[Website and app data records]
"""
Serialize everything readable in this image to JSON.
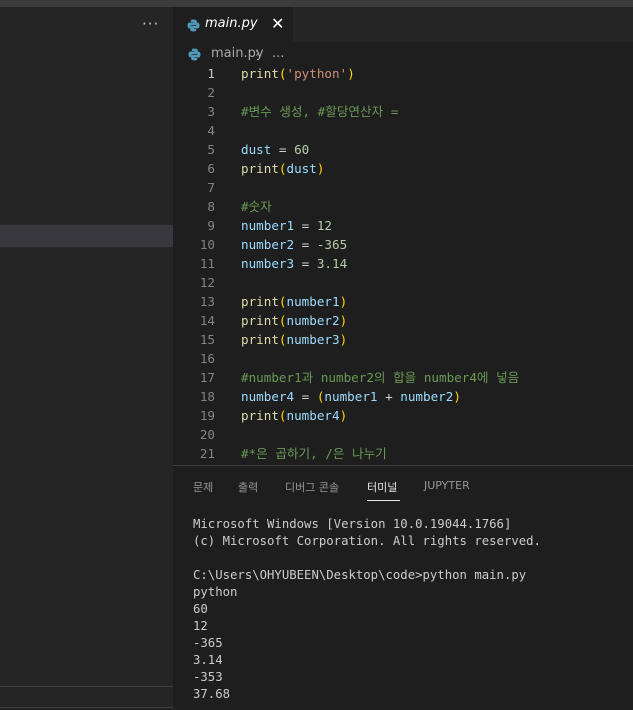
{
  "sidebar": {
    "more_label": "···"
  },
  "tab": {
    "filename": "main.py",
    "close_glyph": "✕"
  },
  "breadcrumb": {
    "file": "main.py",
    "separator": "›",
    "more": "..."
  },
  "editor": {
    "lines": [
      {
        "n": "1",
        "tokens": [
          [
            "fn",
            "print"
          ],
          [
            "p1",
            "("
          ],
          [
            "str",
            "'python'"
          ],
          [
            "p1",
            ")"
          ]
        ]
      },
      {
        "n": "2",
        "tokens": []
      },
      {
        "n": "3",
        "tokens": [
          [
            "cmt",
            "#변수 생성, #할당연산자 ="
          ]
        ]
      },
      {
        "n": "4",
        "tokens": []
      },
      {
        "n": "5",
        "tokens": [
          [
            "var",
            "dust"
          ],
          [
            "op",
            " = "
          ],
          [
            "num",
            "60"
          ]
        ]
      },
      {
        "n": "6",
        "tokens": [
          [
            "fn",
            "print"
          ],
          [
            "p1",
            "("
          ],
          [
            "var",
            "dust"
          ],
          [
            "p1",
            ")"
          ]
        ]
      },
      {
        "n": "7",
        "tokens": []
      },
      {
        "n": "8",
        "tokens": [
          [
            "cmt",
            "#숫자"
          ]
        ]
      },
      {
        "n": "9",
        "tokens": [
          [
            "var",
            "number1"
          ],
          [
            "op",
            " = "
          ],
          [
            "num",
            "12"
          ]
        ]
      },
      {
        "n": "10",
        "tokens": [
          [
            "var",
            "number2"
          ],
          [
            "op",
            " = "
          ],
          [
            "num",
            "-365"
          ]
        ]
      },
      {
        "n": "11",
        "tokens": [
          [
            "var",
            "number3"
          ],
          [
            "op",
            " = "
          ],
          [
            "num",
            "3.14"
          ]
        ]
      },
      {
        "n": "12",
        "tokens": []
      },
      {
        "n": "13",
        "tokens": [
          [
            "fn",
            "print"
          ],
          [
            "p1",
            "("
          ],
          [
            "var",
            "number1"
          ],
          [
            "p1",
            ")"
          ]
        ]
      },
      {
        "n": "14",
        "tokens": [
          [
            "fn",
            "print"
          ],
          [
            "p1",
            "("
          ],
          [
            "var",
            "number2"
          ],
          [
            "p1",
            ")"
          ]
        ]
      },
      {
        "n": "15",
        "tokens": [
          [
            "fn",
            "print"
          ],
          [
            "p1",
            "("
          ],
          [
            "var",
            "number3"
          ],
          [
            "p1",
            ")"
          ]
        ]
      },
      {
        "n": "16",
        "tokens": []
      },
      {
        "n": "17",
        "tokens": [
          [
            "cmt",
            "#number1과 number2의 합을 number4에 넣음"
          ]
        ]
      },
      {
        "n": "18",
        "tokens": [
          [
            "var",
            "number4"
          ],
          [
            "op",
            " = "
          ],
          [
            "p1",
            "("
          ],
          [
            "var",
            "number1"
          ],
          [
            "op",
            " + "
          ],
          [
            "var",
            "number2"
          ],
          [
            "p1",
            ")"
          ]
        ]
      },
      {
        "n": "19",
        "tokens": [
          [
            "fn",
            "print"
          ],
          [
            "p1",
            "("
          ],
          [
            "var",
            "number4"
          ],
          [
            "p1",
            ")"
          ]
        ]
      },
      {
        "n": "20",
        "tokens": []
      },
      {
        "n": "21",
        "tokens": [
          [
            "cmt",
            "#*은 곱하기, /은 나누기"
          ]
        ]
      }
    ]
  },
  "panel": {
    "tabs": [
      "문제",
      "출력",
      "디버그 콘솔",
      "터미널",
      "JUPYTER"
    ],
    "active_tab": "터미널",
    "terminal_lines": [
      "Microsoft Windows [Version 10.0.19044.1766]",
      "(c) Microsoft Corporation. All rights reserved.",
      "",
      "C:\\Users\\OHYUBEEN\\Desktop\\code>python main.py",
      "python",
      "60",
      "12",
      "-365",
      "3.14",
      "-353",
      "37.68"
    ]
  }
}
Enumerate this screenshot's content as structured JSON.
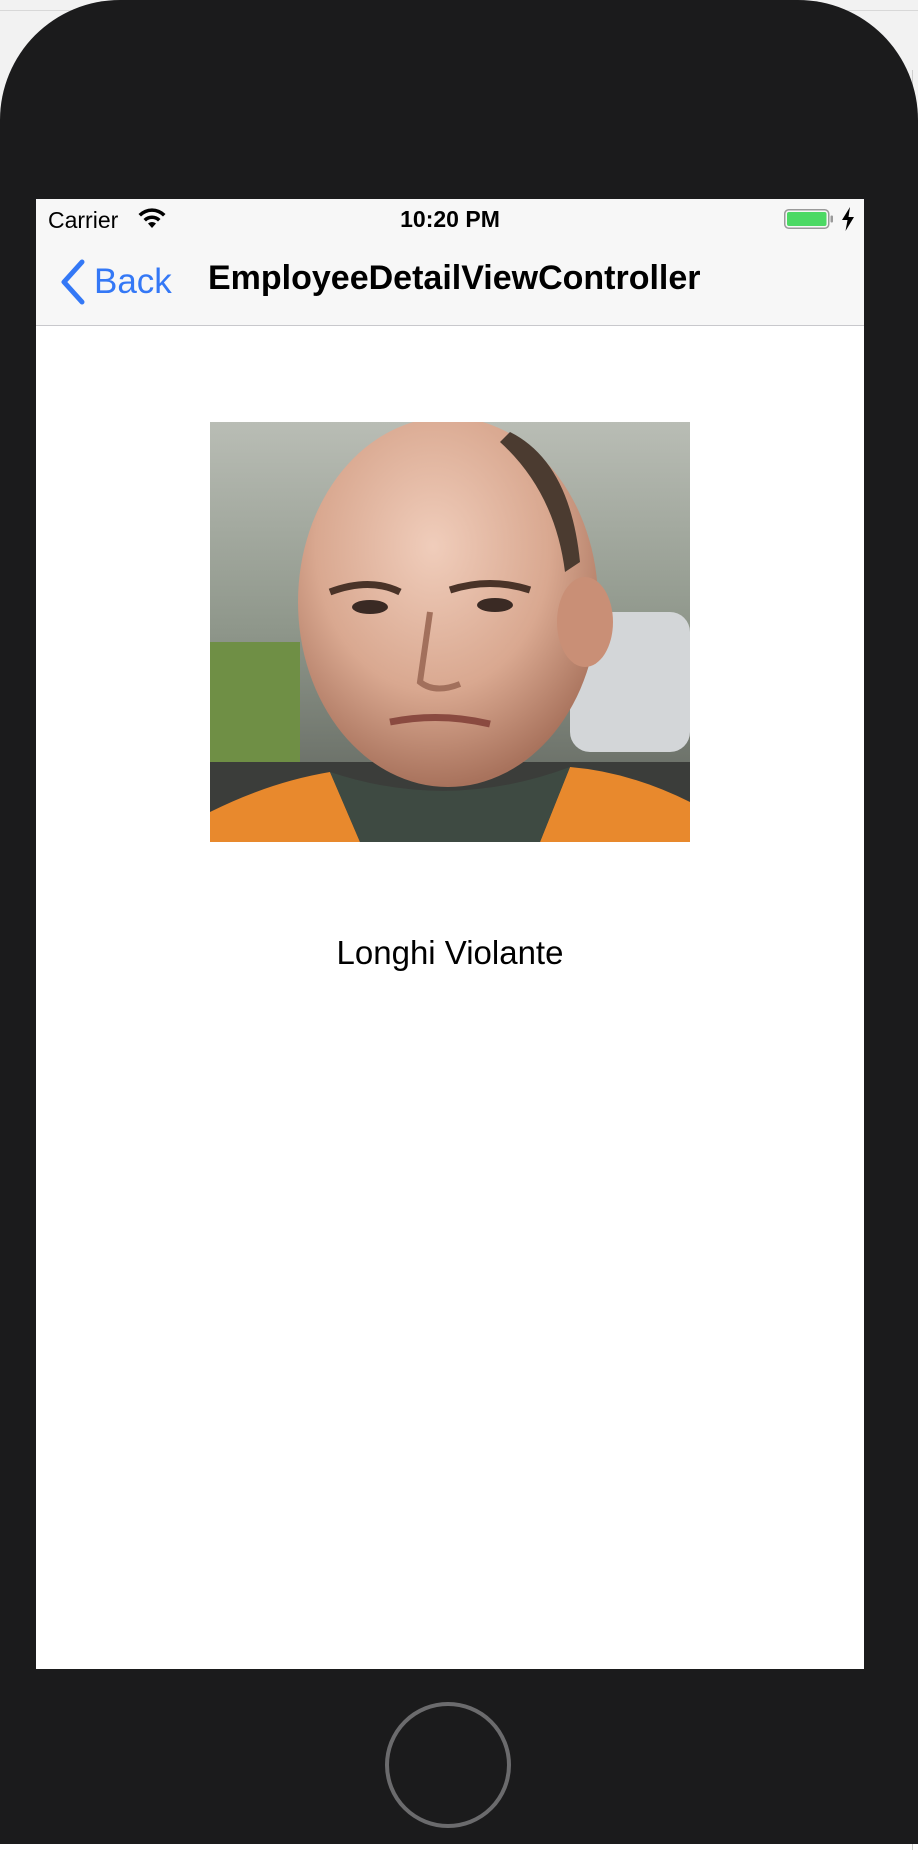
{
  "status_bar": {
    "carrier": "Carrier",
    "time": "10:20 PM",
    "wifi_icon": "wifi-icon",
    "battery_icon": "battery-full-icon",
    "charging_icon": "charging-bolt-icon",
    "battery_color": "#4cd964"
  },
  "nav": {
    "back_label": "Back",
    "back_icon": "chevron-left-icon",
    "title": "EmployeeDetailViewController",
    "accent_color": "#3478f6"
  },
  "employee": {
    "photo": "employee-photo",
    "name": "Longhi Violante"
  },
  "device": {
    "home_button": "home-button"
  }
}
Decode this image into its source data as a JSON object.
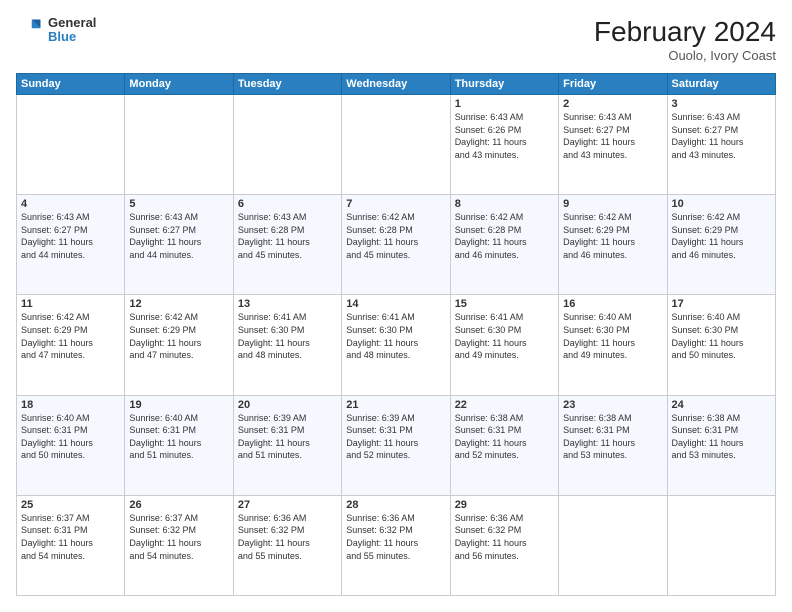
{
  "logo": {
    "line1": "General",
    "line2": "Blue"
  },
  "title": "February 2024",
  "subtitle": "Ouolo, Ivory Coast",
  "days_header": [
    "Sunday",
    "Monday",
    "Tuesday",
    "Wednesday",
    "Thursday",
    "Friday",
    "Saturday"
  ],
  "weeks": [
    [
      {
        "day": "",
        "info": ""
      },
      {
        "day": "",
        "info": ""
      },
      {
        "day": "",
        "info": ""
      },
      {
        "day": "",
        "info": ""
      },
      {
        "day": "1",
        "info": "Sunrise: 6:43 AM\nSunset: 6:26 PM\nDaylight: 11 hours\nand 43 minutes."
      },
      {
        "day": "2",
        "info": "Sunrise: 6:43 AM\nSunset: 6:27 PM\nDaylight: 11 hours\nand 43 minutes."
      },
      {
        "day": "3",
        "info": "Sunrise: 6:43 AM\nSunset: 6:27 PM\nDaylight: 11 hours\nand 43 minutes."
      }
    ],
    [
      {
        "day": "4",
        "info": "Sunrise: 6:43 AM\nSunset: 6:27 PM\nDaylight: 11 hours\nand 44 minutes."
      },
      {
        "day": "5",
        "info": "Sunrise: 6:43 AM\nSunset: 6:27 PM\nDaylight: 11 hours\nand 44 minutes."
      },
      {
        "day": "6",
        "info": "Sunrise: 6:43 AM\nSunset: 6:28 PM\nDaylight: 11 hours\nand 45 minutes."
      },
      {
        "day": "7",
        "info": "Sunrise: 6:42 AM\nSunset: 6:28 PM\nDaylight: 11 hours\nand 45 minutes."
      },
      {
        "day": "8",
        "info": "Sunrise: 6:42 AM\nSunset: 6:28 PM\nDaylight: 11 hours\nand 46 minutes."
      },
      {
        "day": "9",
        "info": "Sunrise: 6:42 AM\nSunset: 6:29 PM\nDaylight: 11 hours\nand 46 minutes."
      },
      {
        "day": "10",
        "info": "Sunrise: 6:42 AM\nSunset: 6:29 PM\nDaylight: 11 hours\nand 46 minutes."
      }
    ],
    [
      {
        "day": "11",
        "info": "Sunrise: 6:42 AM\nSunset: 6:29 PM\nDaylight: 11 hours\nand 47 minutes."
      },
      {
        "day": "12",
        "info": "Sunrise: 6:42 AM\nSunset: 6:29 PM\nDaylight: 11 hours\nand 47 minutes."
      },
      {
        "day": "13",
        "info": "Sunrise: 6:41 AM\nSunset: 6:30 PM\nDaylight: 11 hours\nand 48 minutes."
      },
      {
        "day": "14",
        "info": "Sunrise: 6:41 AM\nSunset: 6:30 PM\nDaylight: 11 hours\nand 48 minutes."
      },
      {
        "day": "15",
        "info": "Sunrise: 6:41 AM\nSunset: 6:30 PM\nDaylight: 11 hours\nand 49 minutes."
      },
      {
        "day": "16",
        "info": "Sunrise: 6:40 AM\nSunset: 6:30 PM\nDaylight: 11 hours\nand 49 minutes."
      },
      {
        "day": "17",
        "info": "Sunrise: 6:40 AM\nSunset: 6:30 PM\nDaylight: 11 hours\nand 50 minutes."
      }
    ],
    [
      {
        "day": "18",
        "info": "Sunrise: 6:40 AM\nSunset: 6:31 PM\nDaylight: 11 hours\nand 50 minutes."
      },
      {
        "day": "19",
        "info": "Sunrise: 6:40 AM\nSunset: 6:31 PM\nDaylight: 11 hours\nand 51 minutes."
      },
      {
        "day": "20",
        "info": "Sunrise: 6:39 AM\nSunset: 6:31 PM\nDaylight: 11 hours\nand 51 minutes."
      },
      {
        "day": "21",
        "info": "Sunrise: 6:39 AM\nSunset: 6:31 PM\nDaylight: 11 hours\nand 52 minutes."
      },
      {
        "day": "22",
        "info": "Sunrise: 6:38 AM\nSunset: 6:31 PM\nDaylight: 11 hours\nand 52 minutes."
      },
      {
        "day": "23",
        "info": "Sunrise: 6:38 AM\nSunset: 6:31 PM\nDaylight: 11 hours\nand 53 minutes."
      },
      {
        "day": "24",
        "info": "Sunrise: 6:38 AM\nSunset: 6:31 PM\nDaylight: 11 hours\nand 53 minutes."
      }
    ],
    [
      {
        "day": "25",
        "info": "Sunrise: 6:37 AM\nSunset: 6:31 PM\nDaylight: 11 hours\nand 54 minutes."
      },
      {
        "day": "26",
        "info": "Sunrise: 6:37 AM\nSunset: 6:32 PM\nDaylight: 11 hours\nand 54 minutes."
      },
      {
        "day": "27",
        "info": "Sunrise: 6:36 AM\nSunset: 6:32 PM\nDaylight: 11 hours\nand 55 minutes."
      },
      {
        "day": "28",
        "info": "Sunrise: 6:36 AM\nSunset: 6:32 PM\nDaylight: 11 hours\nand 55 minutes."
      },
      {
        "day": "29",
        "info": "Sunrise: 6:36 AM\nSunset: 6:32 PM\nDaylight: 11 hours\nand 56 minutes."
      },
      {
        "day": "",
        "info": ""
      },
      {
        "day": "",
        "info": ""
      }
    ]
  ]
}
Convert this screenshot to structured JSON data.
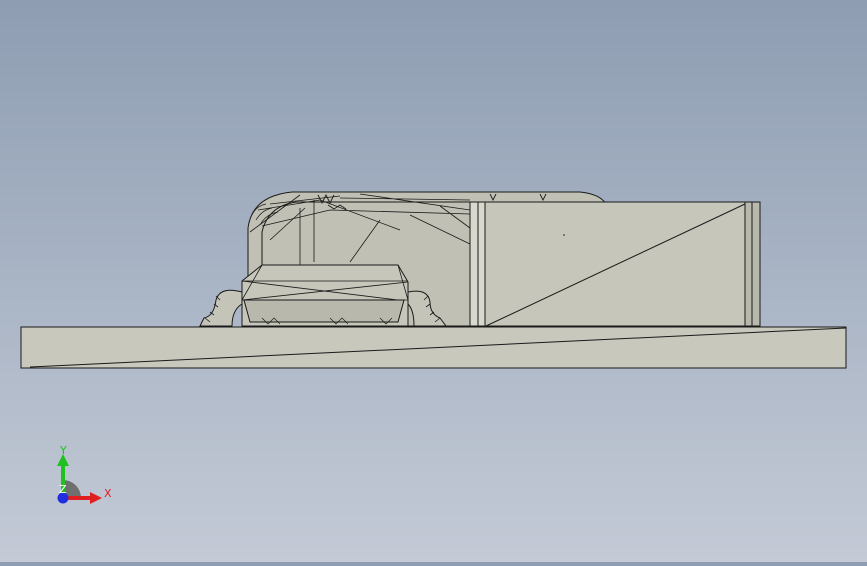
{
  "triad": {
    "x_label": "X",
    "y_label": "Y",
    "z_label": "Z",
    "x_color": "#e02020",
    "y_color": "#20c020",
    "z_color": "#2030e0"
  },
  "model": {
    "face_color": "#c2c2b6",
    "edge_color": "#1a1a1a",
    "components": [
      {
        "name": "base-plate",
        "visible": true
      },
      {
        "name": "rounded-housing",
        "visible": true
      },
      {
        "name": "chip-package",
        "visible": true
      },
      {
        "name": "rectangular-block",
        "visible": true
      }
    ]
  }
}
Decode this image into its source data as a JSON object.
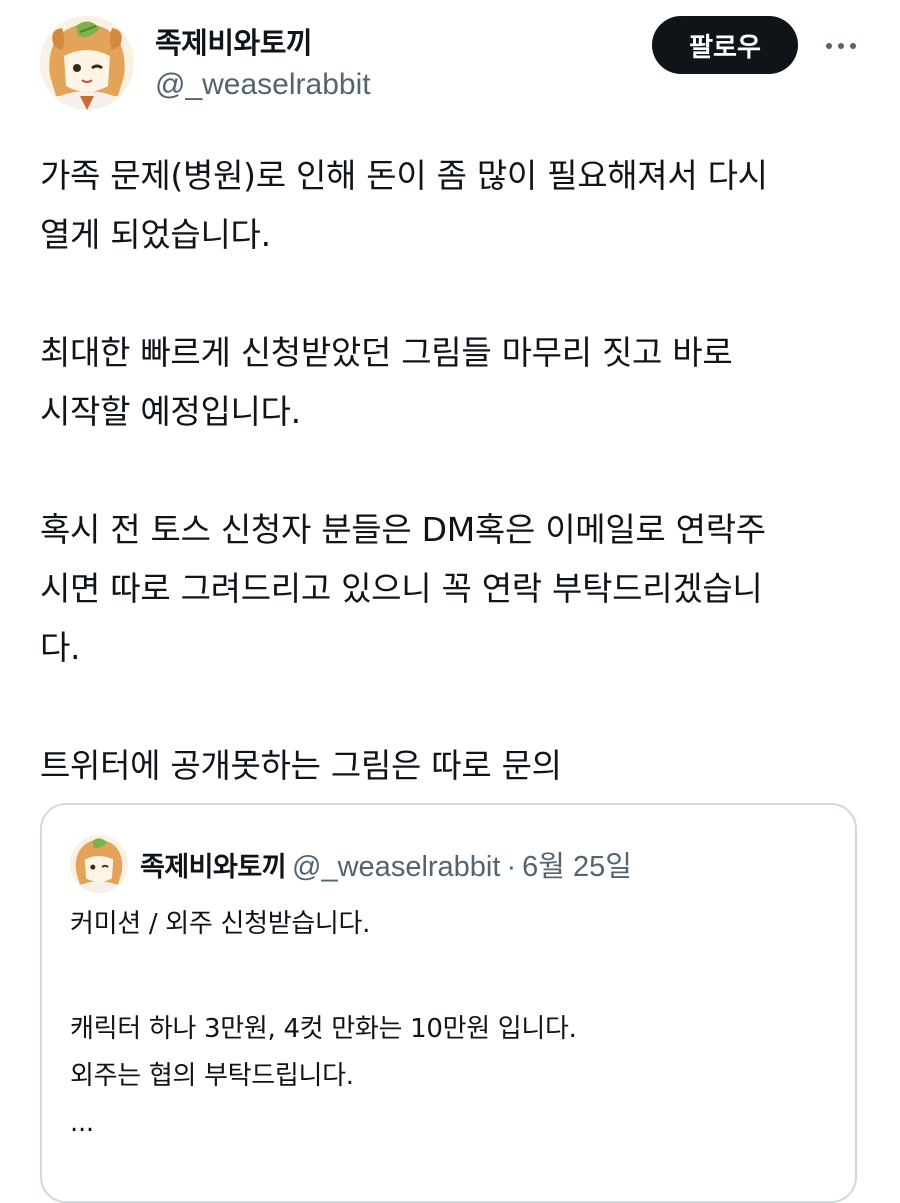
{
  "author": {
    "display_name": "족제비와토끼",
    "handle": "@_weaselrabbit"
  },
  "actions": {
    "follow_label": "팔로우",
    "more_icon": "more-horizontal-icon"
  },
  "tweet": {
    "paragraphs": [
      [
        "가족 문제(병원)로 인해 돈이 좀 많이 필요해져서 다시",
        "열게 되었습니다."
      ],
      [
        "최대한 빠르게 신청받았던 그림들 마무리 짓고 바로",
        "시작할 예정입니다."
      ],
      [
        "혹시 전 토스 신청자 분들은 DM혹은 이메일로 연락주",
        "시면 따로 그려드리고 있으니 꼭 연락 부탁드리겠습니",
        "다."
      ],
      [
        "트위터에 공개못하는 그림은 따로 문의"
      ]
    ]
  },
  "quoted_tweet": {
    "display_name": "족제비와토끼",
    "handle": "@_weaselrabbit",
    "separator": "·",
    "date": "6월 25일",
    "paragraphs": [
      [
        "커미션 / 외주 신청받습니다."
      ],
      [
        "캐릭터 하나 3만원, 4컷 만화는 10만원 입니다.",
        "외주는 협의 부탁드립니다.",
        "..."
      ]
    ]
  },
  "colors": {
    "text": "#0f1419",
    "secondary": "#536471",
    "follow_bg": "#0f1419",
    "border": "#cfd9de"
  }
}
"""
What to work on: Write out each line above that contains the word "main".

Written reply:
    "filename": "main.py",
    "file": "main.py",
      "C:\\Users\\OHYUBEEN\\Desktop\\code>python main.py",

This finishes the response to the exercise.